A Latin editio princeps of the Fables of Bidpai staggered bibliophiles when it garnered ten times its estimate.
John of Capua (1250-1310), Directorium vitæ humanæ alias parabola antiquorum sapientum, Strasbourg, Johann Prüss (1447?-1510), c. 1488, folio, period binding in fawn calf.

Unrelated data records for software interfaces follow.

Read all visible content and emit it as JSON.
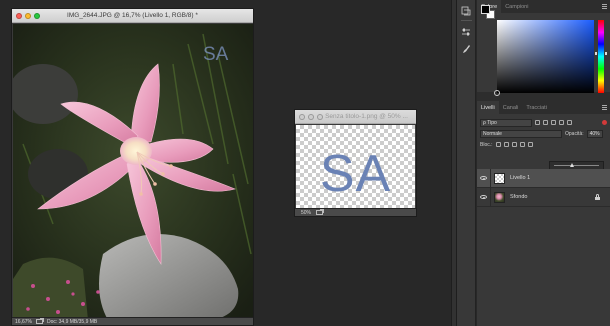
{
  "doc1": {
    "title": "IMG_2644.JPG @ 16,7% (Livello 1, RGB/8)",
    "title_suffix": "*",
    "watermark": "SA",
    "zoom": "16,67%",
    "doc_info": "Doc: 34,9 MB/35,9 MB"
  },
  "doc2": {
    "title": "Senza titolo-1.png @ 50% ...",
    "text": "SA",
    "zoom": "50%"
  },
  "color_panel": {
    "tabs": [
      "Colore",
      "Campioni"
    ],
    "foreground": "#000000",
    "background": "#ffffff",
    "hue_color": "#1a5cff"
  },
  "layers_panel": {
    "tabs": [
      "Livelli",
      "Canali",
      "Tracciati"
    ],
    "filter_label": "ρ Tipo",
    "blend_mode": "Normale",
    "opacity_label": "Opacità:",
    "opacity_value": "40%",
    "opacity_fraction": 0.4,
    "lock_label": "Bloc.:",
    "layers": [
      {
        "name": "Livello 1",
        "selected": true,
        "thumb": "transparent"
      },
      {
        "name": "Sfondo",
        "selected": false,
        "thumb": "photo"
      }
    ]
  },
  "colors": {
    "accent_text": "#6a82b5"
  }
}
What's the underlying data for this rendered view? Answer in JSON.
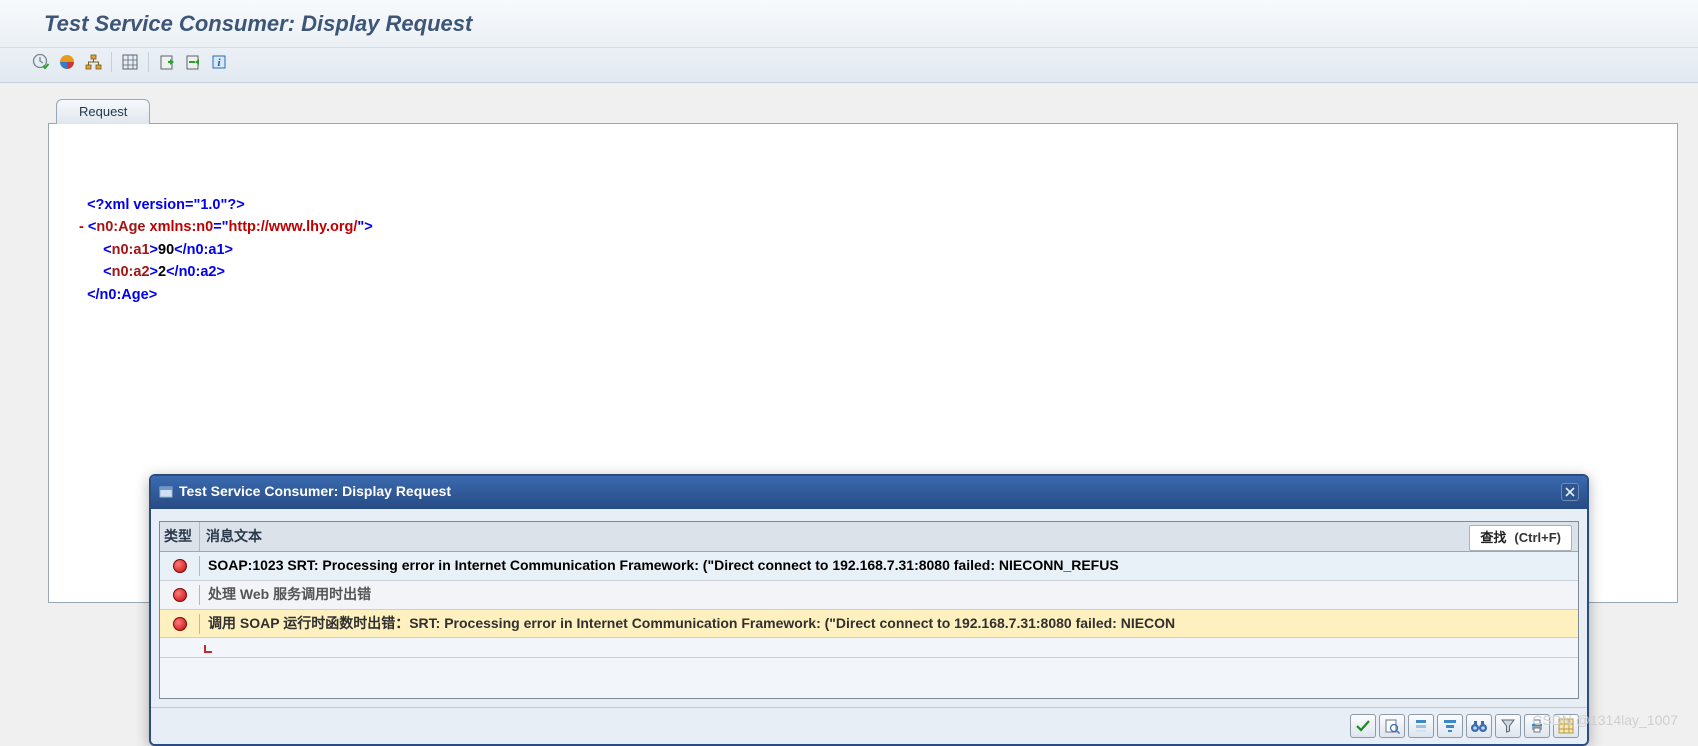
{
  "header": {
    "title": "Test Service Consumer: Display Request"
  },
  "toolbar": {
    "icons": [
      "clock-check",
      "circle-quarters",
      "structure",
      "grid",
      "import",
      "export-green",
      "info-blue"
    ]
  },
  "tabs": {
    "request": "Request"
  },
  "xml": {
    "pi": "<?xml version=\"1.0\"?>",
    "open_angle": "<",
    "age_tag": "n0:Age",
    "xmlns_attr": "xmlns:n0",
    "eq": "=",
    "ns_q": "\"",
    "ns_val": "http://www.lhy.org/",
    "close_angle": ">",
    "a1_tag": "n0:a1",
    "a1_val": "90",
    "a1_close": "</n0:a1>",
    "a2_tag": "n0:a2",
    "a2_val": "2",
    "a2_close": "</n0:a2>",
    "age_close": "</n0:Age>",
    "minus": "-"
  },
  "dialog": {
    "title": "Test Service Consumer: Display Request",
    "col_type": "类型",
    "col_text": "消息文本",
    "find_label": "查找",
    "find_shortcut": "(Ctrl+F)",
    "rows": [
      {
        "kind": "blue",
        "text": "SOAP:1023 SRT: Processing error in Internet Communication Framework: (\"Direct connect to 192.168.7.31:8080 failed: NIECONN_REFUS"
      },
      {
        "kind": "gray",
        "text": "处理 Web 服务调用时出错"
      },
      {
        "kind": "yellow",
        "text": "调用 SOAP 运行时函数时出错：SRT: Processing error in Internet Communication Framework: (\"Direct connect to 192.168.7.31:8080 failed: NIECON"
      }
    ],
    "btn_icons": [
      "check-green",
      "search",
      "sort",
      "align",
      "binoculars",
      "filter",
      "print",
      "grid"
    ]
  },
  "watermark": "CSDN @1314lay_1007"
}
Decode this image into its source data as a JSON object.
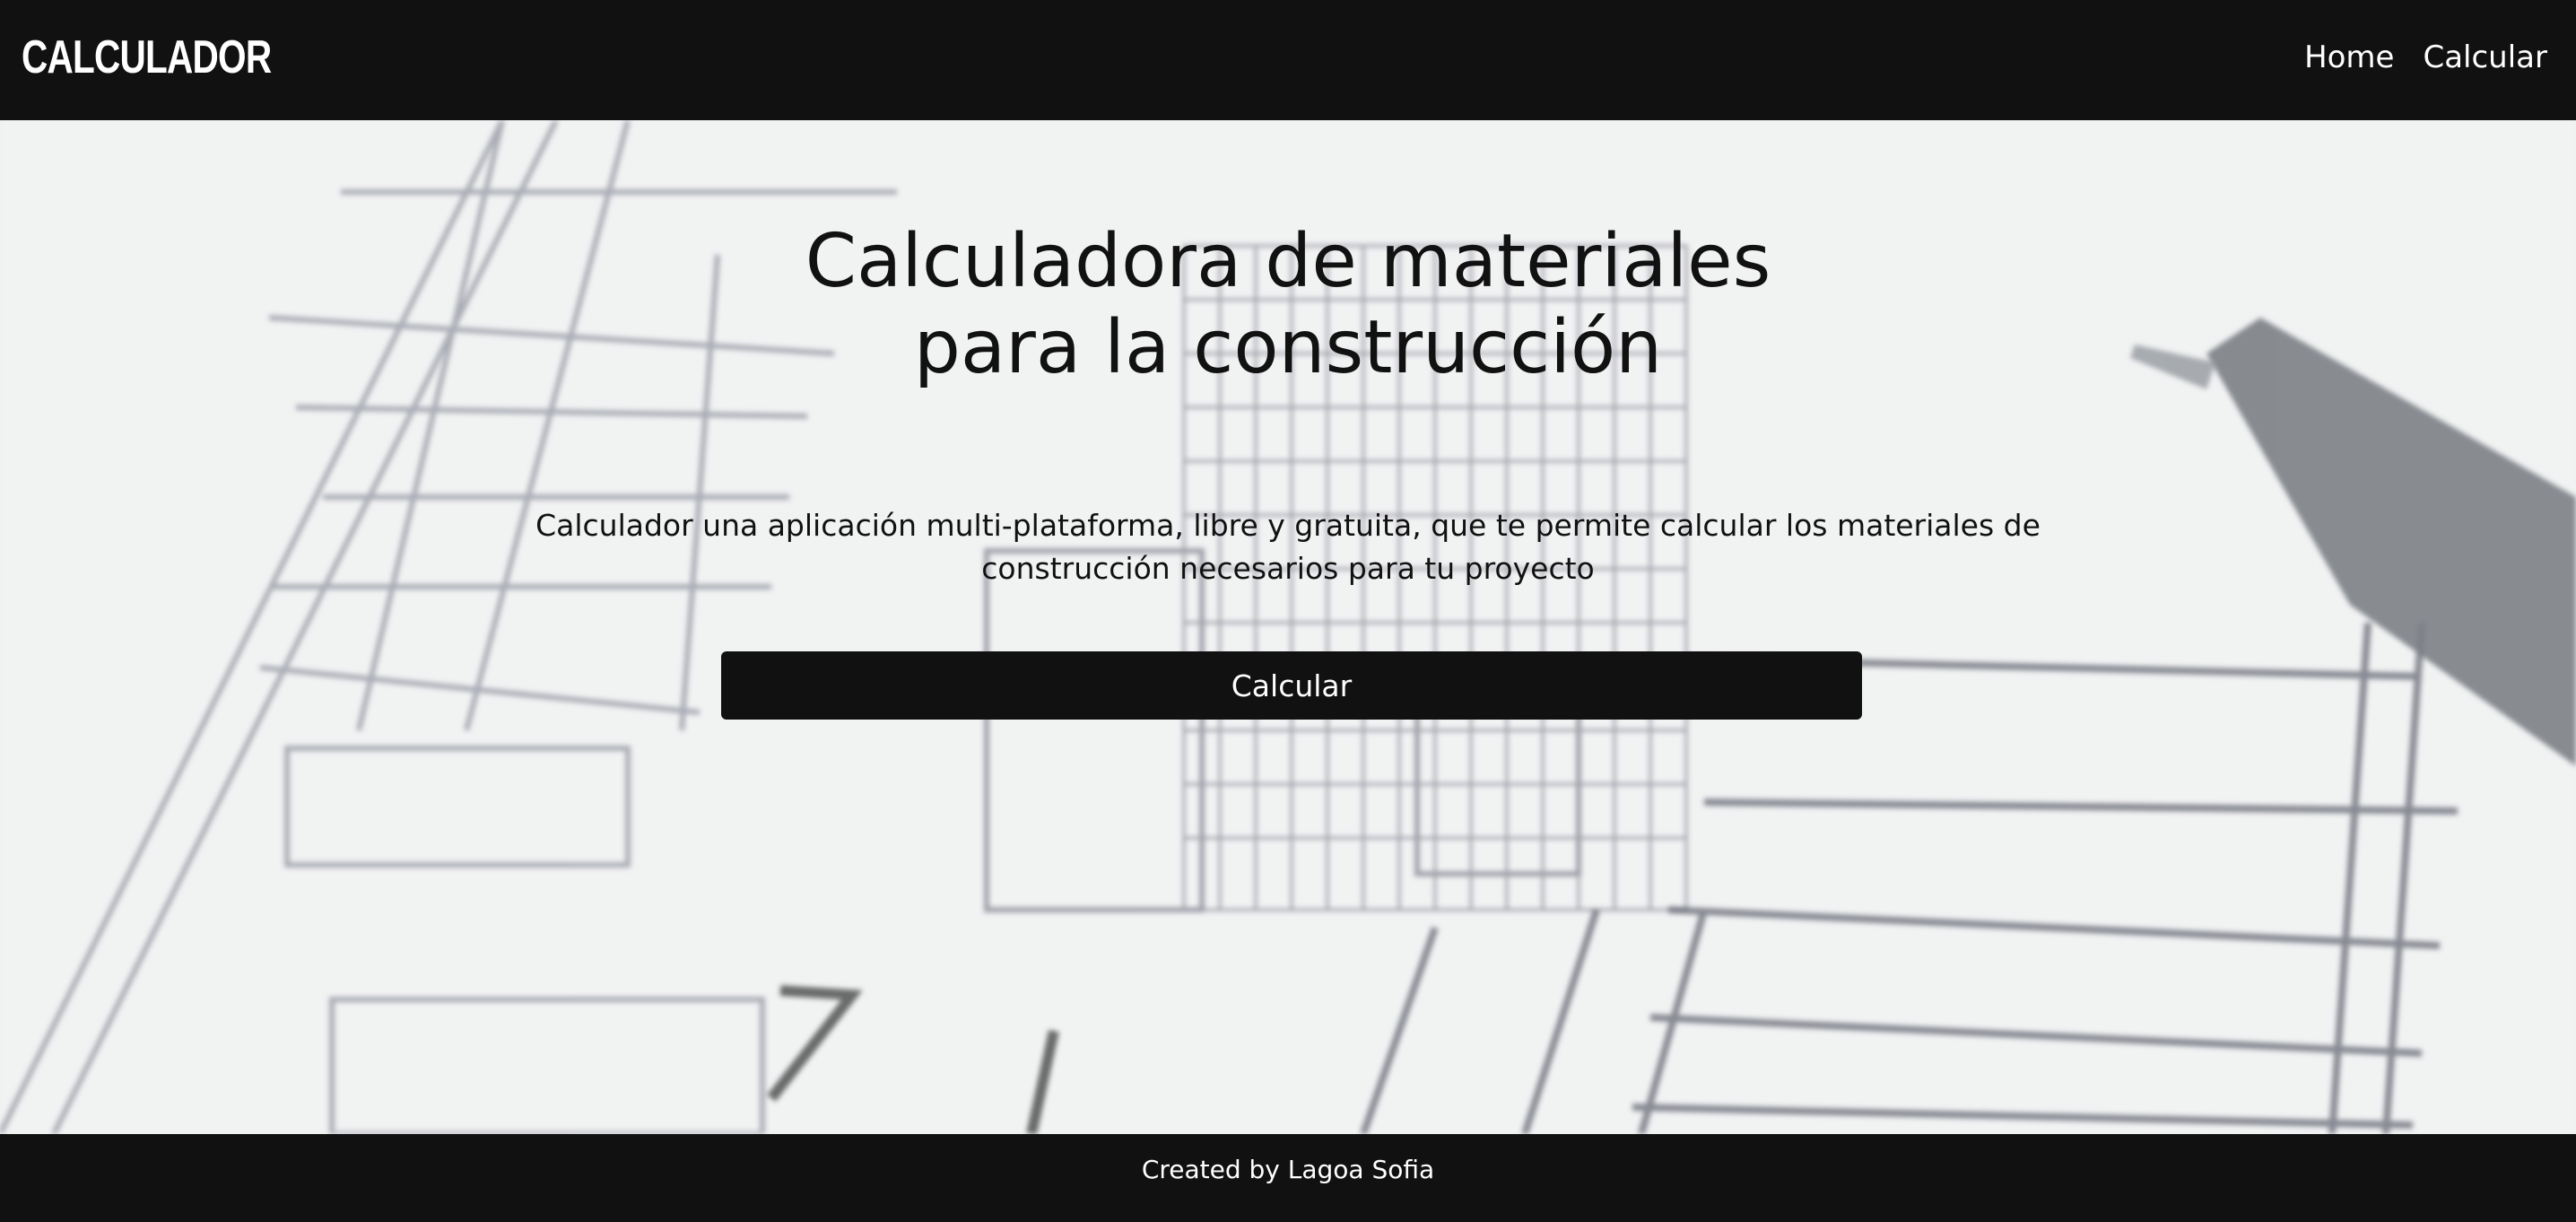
{
  "header": {
    "brand": "CALCULADOR",
    "nav": [
      {
        "label": "Home"
      },
      {
        "label": "Calcular"
      }
    ]
  },
  "hero": {
    "title_line1": "Calculadora de materiales",
    "title_line2": "para la construcción",
    "description": "Calculador una aplicación multi-plataforma, libre y gratuita, que te permite calcular los materiales de construcción necesarios para tu proyecto",
    "cta_label": "Calcular"
  },
  "footer": {
    "credit": "Created by Lagoa Sofia"
  },
  "colors": {
    "dark": "#111111",
    "text_light": "#ffffff",
    "hero_bg": "#e9eaeb"
  }
}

We owe John of Capua (1250-1310), an Italian, the Latin translation of the Hebrew version of the Bidpai Fables. This text, written in Sanskrit between the fourth and third centuries BCE by a Brahmin, was the first compilation of apologues used as a model by most fable writers, whether Persian, Greek, Arab or Hebrew. For this undertaking, Capua started with a version itself translated from Arabic after being translated from Pehlevi (Middle Persian). His work was crucial in the book's history, because it was the source of all subsequent translations into German, Italian, French and Spanish. The editio princeps was printed in Strasbourg in the late 1480s by Johann Prüss (1477-1510) after he had acquired the engraved woodcuts—with comic, animal and sometimes licentious subjects—of the German edition by Anton von Pforr (d. 1483). Only four printings of this edition exist, and it is not known which one is the earliest. It is now clear why the one here, bearing the ex-libris of numismatics specialist Jean-Baptiste Colbert de Beaulieu, went all the way up to €181,250.